September 2016 strikes and I go to my first homebrew club meeting. I try what other people have and I see a trend. The excellent beers are a classic style like ESB, APA, Dark Mild and stuff like that. The beers that made me think “Hmm, maybe not” were the out there beers like a chili porter, ginger lemon APA and my beers. My beers. How come my beers sucked compared to a boring as hell ESB? My IPA has 5 different hops in it! I have always been under the impression more is better. More ingredients and more ABV!
So I decided to try brewing more classic styles and follow the 2015 BJCP guidlines. Suddenly I got a 3rd place in the saison category after a few months. My palate was picking up the subtle pleasant flavours of all the different styles. I signed up for a BJCP tasting course to learn more. Now with confidence I can tell you why a Munich Helles is my preference when compared to an American Lager. And I also can tell you why I prefer my 2 malt, single hopped saison from my old IPA with 5 malts and 5 hops. More effort and care.
My beer recipes on standard beers went from 5-10 malts, 3-7 hops + some flavouring to 2-5 malts, 1-3 hops and the odd flavouring if it seems like it would benefit the beer already made. Simplicity. Making sure that every ingredient benefits the brew and is not muddying the others. When there is an off flavour now I can locate it fairly easily.
Because I now am brewing base beers I can begin to develop more out there beers again. But now with purpose. Like a big brett porter. A few local breweries use a baltic porter as their base and the add some brett creating a beautiful funky, dark, smooth and complex beer. So I plan to add some B. Lambicus because unlike B. anomalus, Lambicus cannot ferment lactose. As well the deep cherry flavours given off from Lambicus should pair perfectly with some pale chocolate malt giving the beer a black forest cake like flavour. Baltic porter will be a better choice than American Imperial stout becuase the heavy roast may clash with the delicate brett character.
Or I could go off the deep end with a tequila and lime oak aged gose. A coworker/new brewer came up with this idea after a local brewery did not produce their annual Sour saison aged in tequila barrels. I couldn’t argue that sour and tequila do not go together so here I am helping him come up with something good. Tequila, lime and salt all in a less than 5 ABV beverage? Sounds like summer is already here. By using the MTF gose as the base recipe we already have a tried and true gose. Now to tweek it. For adding the tequila and oak portion I have soaked 30 grams of heavy toast oak in about 100 ml of tequila that will be strained and added to the fermentor after week 1 of fermentation. The heavy toast oak should impart the mild smoke and spicy character I love in a good tequila. For the lime I have the zest of 2 limes in the tequila oak mixture and, will add about 2 oz zest to the end of boil as a 15-20 min “zest stand”.

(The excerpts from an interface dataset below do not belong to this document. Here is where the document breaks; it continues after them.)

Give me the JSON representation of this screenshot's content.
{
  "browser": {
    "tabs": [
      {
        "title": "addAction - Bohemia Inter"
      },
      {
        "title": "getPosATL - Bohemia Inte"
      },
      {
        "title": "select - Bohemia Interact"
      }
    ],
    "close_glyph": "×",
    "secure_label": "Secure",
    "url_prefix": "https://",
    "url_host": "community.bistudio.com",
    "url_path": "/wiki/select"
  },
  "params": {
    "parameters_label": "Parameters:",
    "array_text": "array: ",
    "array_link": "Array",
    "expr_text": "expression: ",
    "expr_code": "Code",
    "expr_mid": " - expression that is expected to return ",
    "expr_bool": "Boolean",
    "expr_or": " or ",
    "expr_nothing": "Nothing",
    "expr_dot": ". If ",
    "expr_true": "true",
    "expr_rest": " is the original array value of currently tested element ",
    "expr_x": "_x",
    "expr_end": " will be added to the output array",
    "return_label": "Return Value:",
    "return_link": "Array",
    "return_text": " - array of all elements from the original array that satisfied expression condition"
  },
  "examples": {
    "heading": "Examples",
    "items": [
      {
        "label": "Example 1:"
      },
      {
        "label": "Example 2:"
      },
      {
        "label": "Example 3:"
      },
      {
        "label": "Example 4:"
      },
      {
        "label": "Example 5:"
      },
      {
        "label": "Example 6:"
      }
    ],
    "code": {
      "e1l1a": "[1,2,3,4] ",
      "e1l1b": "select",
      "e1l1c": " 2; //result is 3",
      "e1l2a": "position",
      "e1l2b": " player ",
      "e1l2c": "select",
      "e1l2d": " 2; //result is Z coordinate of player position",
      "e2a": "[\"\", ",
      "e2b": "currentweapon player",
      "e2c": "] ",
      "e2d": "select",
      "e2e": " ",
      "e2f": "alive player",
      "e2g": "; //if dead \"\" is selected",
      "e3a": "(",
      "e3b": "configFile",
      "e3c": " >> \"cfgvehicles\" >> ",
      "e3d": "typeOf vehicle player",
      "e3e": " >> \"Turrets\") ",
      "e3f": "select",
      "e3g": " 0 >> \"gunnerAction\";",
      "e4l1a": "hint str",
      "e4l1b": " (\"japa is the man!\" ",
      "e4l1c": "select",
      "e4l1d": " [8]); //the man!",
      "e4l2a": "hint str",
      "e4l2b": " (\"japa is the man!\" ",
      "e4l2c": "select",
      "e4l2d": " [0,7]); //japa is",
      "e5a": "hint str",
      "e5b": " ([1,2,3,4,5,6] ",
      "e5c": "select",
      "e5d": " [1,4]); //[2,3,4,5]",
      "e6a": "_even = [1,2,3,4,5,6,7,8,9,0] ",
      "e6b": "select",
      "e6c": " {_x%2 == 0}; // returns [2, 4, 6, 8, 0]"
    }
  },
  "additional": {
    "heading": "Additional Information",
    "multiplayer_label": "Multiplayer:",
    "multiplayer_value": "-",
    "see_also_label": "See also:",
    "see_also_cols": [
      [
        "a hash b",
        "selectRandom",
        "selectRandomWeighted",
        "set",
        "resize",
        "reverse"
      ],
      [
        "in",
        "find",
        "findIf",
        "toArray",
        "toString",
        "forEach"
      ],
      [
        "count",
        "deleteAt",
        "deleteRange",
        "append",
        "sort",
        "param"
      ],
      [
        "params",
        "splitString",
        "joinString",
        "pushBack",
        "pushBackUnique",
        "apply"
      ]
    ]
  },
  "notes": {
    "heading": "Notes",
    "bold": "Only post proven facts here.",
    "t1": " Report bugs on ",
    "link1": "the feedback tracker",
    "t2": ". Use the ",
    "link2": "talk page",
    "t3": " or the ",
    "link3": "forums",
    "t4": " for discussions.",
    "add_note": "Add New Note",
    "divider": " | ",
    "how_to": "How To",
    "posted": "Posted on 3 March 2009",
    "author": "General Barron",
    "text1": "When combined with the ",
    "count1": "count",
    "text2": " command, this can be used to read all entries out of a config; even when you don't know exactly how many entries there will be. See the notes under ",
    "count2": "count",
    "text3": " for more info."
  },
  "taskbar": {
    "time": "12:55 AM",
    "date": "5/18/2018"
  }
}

So what I am saying is experimentation is good and all but, before going down that road get a recipe or style you know is good. Critically think about what you can add to it to achieve your desired final product. And while you think about that have a glass of a classic English bitter.